“I don’t rap, I sell movies,”
spits Lil Wayne on “Playing with Fire,” a track from his seventh full-length album Tha Carter III
. But if Lil Wayne was a movie, he’d be Richard Pryor’s Live at the Sunset Strip
. Unlike Jay-Z’s recent American Gangster
, he doesn’t portray a character whose adventures add up to a plot full of triumph and tragedy. Instead, Weezy freestyles about life like a smoked-out dude on the corner, and all sorts of crazy opinions tumble out of his mouth. He ridicules the Rev. Al Sharpton on “Dontgetit,” and says, “You’re just another Don King with a perm.” He claims to be a Martian on “Phone Home,” and on “Tie My Hands” he riffs on Hurricane Katrina, “I lost everything, but I ain’t the only one / First came the hurricane, then the morning sun.”
Tha Carter III hearkens to when rap meant rapp: Isaac Hayes talking for days about some girl he broke with, or Bobby Womack signifying while strumming a blues guitar. It’s a testament to Lil Wayne’s imaginative use of words that he’s grown so popular—indeed, some (including himself) claim he’s the best rapper alive—on the strength of what are essentially soliloquies. Most of the songs don’t even feature a topic, just a beat and a perfunctory chorus to tie it together. Meanwhile, the production adds to the dank, Southern vibe.

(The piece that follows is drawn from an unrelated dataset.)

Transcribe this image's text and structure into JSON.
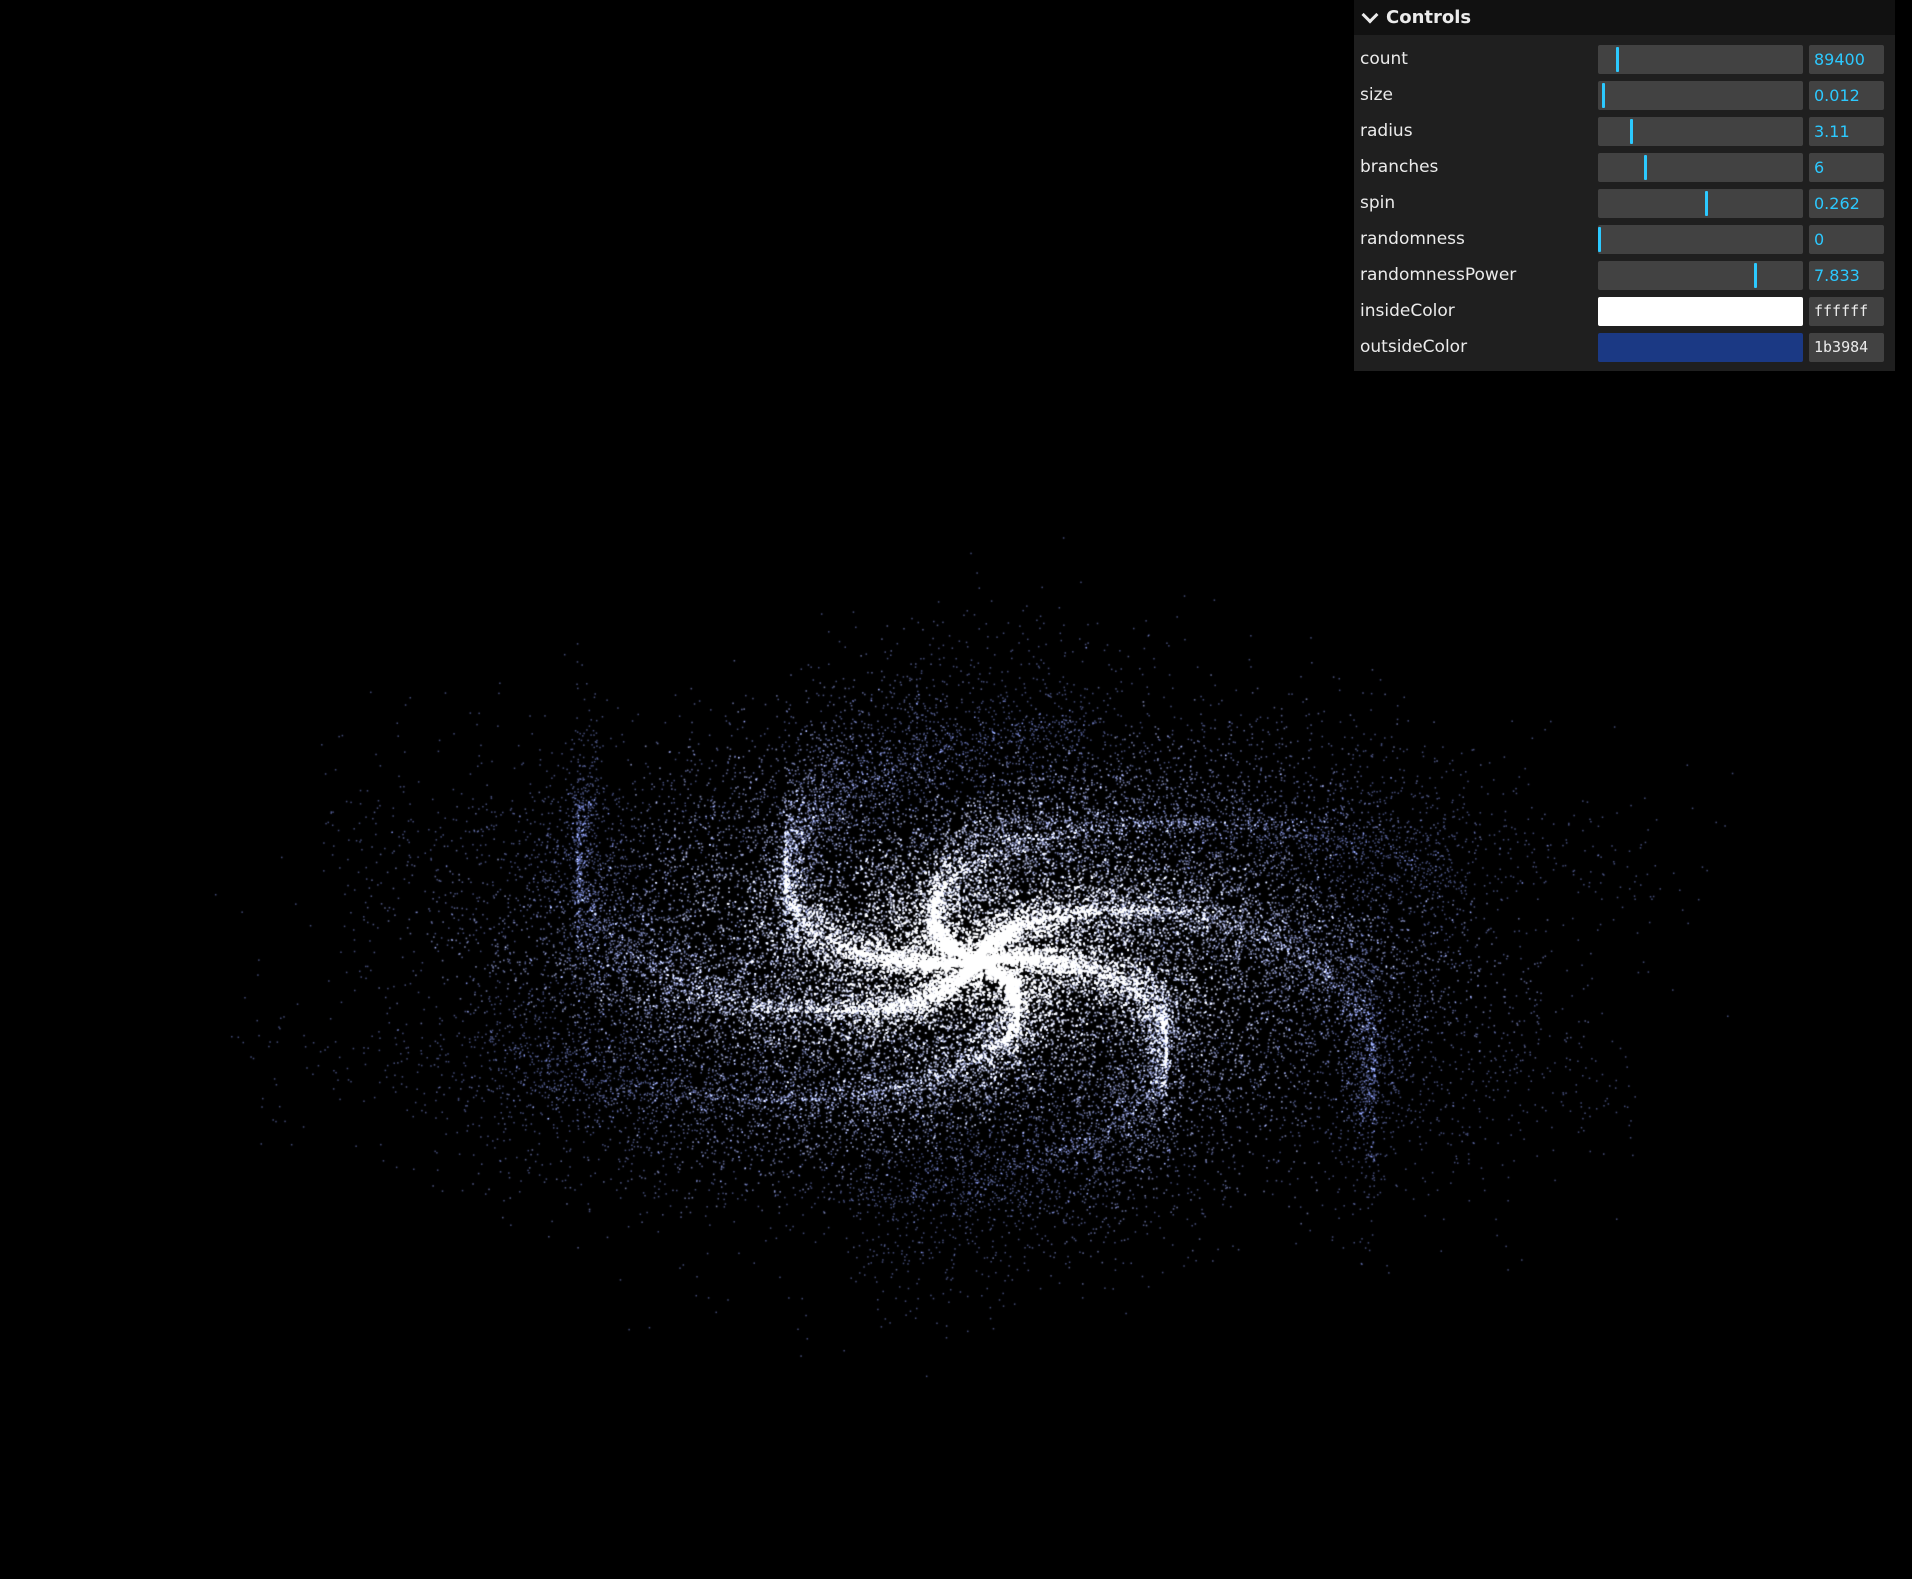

Betty Wright sings the chorus on “Playing with Fire,” Kanye West loops a crying soul vocal for “Let the Beat Build,” and Nina Simone’s rendition of “Don’t Let Me Be Misunderstood” girds “Dontgetit.” Tha Carter III sounds wild and loose, a testament to Lil Wayne’s inimitable, iconic voice.